Page and application data records:
◆ ◆ ◆ ◆

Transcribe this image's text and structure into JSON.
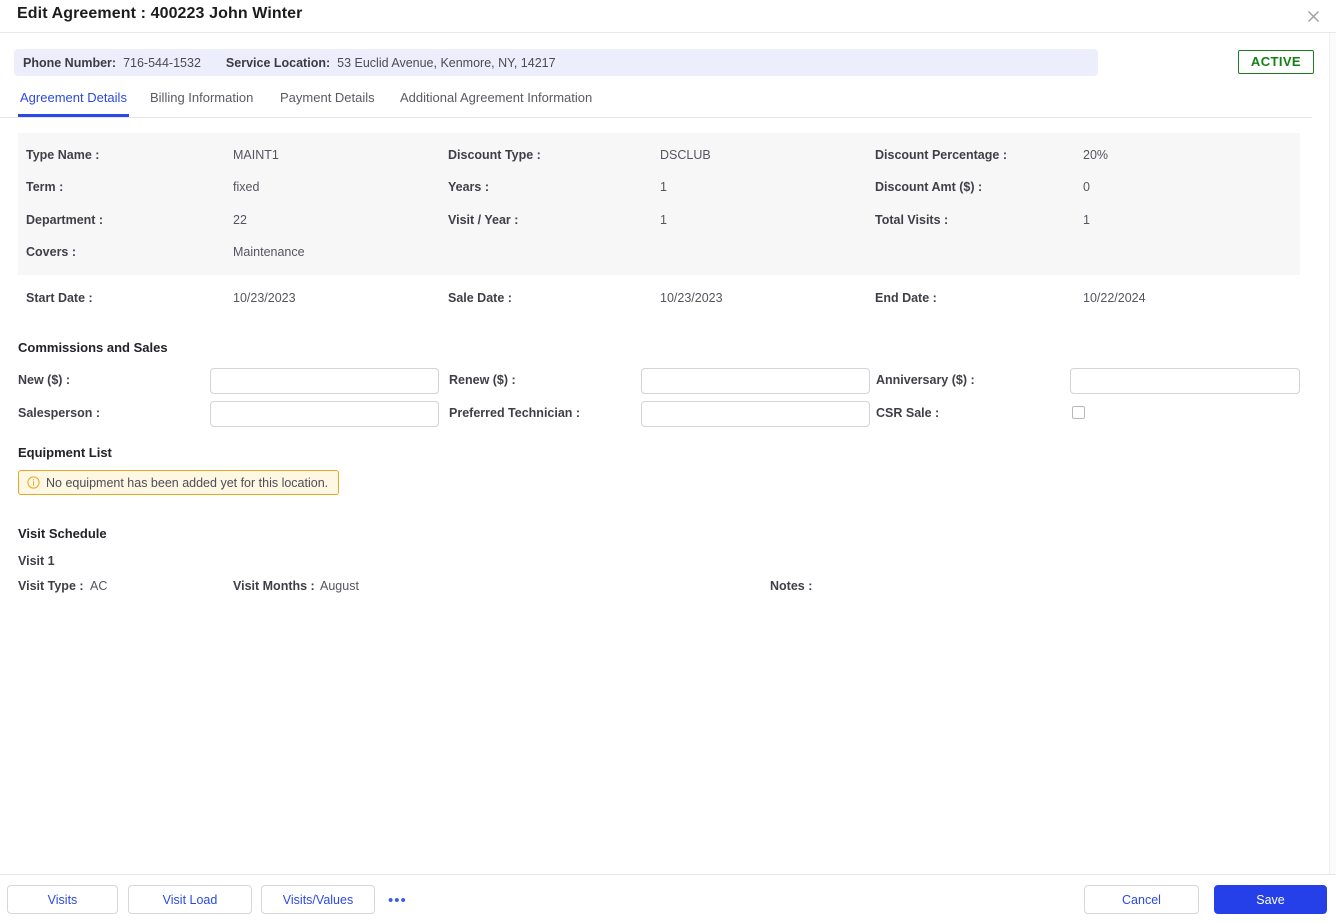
{
  "window": {
    "title": "Edit Agreement : 400223 John Winter",
    "close_icon": "close-icon"
  },
  "info_bar": {
    "phone_label": "Phone Number:",
    "phone_value": "716-544-1532",
    "location_label": "Service Location:",
    "location_value": "53 Euclid Avenue, Kenmore, NY, 14217"
  },
  "status": {
    "label": "ACTIVE",
    "color": "#138013",
    "border_color": "#1d7a21"
  },
  "tabs": [
    {
      "label": "Agreement Details",
      "active": true
    },
    {
      "label": "Billing Information",
      "active": false
    },
    {
      "label": "Payment Details",
      "active": false
    },
    {
      "label": "Additional Agreement Information",
      "active": false
    }
  ],
  "details": {
    "col1": [
      {
        "label": "Type Name :",
        "value": "MAINT1"
      },
      {
        "label": "Term :",
        "value": "fixed"
      },
      {
        "label": "Department :",
        "value": "22"
      },
      {
        "label": "Covers :",
        "value": "Maintenance"
      }
    ],
    "col2": [
      {
        "label": "Discount Type :",
        "value": "DSCLUB"
      },
      {
        "label": "Years :",
        "value": "1"
      },
      {
        "label": "Visit / Year :",
        "value": "1"
      }
    ],
    "col3": [
      {
        "label": "Discount Percentage :",
        "value": "20%"
      },
      {
        "label": "Discount Amt ($) :",
        "value": "0"
      },
      {
        "label": "Total Visits :",
        "value": "1"
      }
    ],
    "dates": [
      {
        "label": "Start Date :",
        "value": "10/23/2023"
      },
      {
        "label": "Sale Date :",
        "value": "10/23/2023"
      },
      {
        "label": "End Date :",
        "value": "10/22/2024"
      }
    ]
  },
  "commissions": {
    "heading": "Commissions and Sales",
    "new_label": "New ($) :",
    "new_value": "",
    "renew_label": "Renew ($) :",
    "renew_value": "",
    "anniversary_label": "Anniversary ($) :",
    "anniversary_value": "",
    "salesperson_label": "Salesperson :",
    "salesperson_value": "",
    "preferred_tech_label": "Preferred Technician :",
    "preferred_tech_value": "",
    "csr_sale_label": "CSR Sale :",
    "csr_sale_checked": false
  },
  "equipment": {
    "heading": "Equipment List",
    "alert_icon": "info-circle-icon",
    "alert_message": "No equipment has been added yet for this location."
  },
  "visit_schedule": {
    "heading": "Visit Schedule",
    "visit_title": "Visit 1",
    "visit_type_label": "Visit Type :",
    "visit_type_value": "AC",
    "visit_months_label": "Visit Months :",
    "visit_months_value": "August",
    "notes_label": "Notes :",
    "notes_value": ""
  },
  "footer": {
    "visits_label": "Visits",
    "visit_load_label": "Visit Load",
    "visits_values_label": "Visits/Values",
    "overflow_label": "•••",
    "cancel_label": "Cancel",
    "save_label": "Save"
  }
}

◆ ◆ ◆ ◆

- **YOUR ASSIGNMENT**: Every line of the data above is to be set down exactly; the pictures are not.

- **RESULT**:
Transcribe this image's text and structure into JSON.
{
  "window": {
    "title": "Edit Agreement : 400223 John Winter",
    "close_icon": "close-icon"
  },
  "info_bar": {
    "phone_label": "Phone Number:",
    "phone_value": "716-544-1532",
    "location_label": "Service Location:",
    "location_value": "53 Euclid Avenue, Kenmore, NY, 14217"
  },
  "status": {
    "label": "ACTIVE",
    "color": "#138013",
    "border_color": "#1d7a21"
  },
  "tabs": [
    {
      "label": "Agreement Details",
      "active": true
    },
    {
      "label": "Billing Information",
      "active": false
    },
    {
      "label": "Payment Details",
      "active": false
    },
    {
      "label": "Additional Agreement Information",
      "active": false
    }
  ],
  "details": {
    "col1": [
      {
        "label": "Type Name :",
        "value": "MAINT1"
      },
      {
        "label": "Term :",
        "value": "fixed"
      },
      {
        "label": "Department :",
        "value": "22"
      },
      {
        "label": "Covers :",
        "value": "Maintenance"
      }
    ],
    "col2": [
      {
        "label": "Discount Type :",
        "value": "DSCLUB"
      },
      {
        "label": "Years :",
        "value": "1"
      },
      {
        "label": "Visit / Year :",
        "value": "1"
      }
    ],
    "col3": [
      {
        "label": "Discount Percentage :",
        "value": "20%"
      },
      {
        "label": "Discount Amt ($) :",
        "value": "0"
      },
      {
        "label": "Total Visits :",
        "value": "1"
      }
    ],
    "dates": [
      {
        "label": "Start Date :",
        "value": "10/23/2023"
      },
      {
        "label": "Sale Date :",
        "value": "10/23/2023"
      },
      {
        "label": "End Date :",
        "value": "10/22/2024"
      }
    ]
  },
  "commissions": {
    "heading": "Commissions and Sales",
    "new_label": "New ($) :",
    "new_value": "",
    "renew_label": "Renew ($) :",
    "renew_value": "",
    "anniversary_label": "Anniversary ($) :",
    "anniversary_value": "",
    "salesperson_label": "Salesperson :",
    "salesperson_value": "",
    "preferred_tech_label": "Preferred Technician :",
    "preferred_tech_value": "",
    "csr_sale_label": "CSR Sale :",
    "csr_sale_checked": false
  },
  "equipment": {
    "heading": "Equipment List",
    "alert_icon": "info-circle-icon",
    "alert_message": "No equipment has been added yet for this location."
  },
  "visit_schedule": {
    "heading": "Visit Schedule",
    "visit_title": "Visit 1",
    "visit_type_label": "Visit Type :",
    "visit_type_value": "AC",
    "visit_months_label": "Visit Months :",
    "visit_months_value": "August",
    "notes_label": "Notes :",
    "notes_value": ""
  },
  "footer": {
    "visits_label": "Visits",
    "visit_load_label": "Visit Load",
    "visits_values_label": "Visits/Values",
    "overflow_label": "•••",
    "cancel_label": "Cancel",
    "save_label": "Save"
  }
}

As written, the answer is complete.